of 'Sepsis syndromes in adults: Epidemiology, definitions, clinical presentation, diagnosis, and prognosis'

Maternal physiologic parameters in relationship to systemic inflammatory response syndrome criteria: a systematic review and meta-analysis.
Bauer ME, Bauer ST, Rajala B, MacEachern MP, Polley LS, Childers D, Aronoff DM
Obstet Gynecol. 2014;124(3):535.
OBJECTIVE: To establish the normal maternal range in healthy pregnant women for each component of the systemic inflammatory response syndrome (SIRS) criteria and compare these ranges with existing SIRS criteria.
DATA SOURCES: PubMed, Embase, and ClinicalTrials.gov databases were searched to identify studies of healthy parturients from the first trimester through 12 weeks postpartum that reported maternal temperature, respiratory rate, PaCO2, heart rate, white blood cell count data, or a combination of these.
METHODS OF STUDY SELECTION: Data were extracted from studies providing maternal values for components of SIRS criteria. The mean, standard deviation, and two standard deviations from the mean for all criteria parameters published in the literature were reported.
TABULATION, INTEGRATION, AND RESULTS: Eighty-seven studies met inclusion criteria and included 8,834 patients and 15,237 data points: temperature (10 studies and 2,367 patients), respiratory rate (nine studies and 312 patients), PaCO2 (12 studies and 441 patients), heart rate (39 studies and 1,374 patients), and white blood cell count (23 studies and 4,553 patients). Overlap with SIRS criteria occurred in healthy pregnant women during the second trimester, third trimester, and labor for each of the SIRS criteria except temperature. Every mean value for PaCO2 during pregnancy (and up to 48 hours postpartum) was below 32 mm Hg. Two standard deviations above the mean for temperature, respiratory rate, and heart rate were 38.1°C, 25 breaths per minute, and 107 beats per minute, respectively.
CONCLUSION: Current SIRS criteria often overlap with normal physiologic parameters during pregnancy and the immediate postpartum period; thus, alternative criteria must be developed to diagnose maternal sepsis.

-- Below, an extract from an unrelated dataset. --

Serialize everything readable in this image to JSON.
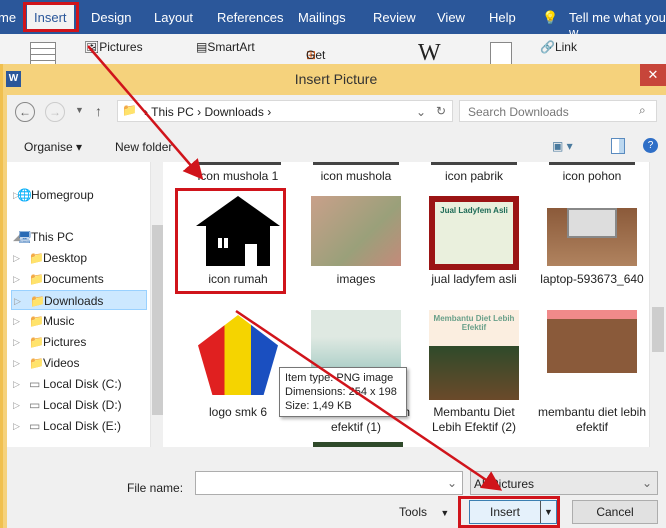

Department of Anesthesiology, Division of Obstetric Anesthesiology, and the Taubman Health Sciences Library, University of Michigan Health System, and the Center for Statistical Consultation&Research, University of Michigan, Ann Arbor, and the Department of Obstetrics and Gynecology, Division of Maternal Fetal Medicine, Oakland University William Beaumont School of Medicine, Royal Oak, Michigan; and the Department of Medicine, Division of Infectious Diseases, Vanderbilt University Medical Center, Nashville, Tennessee.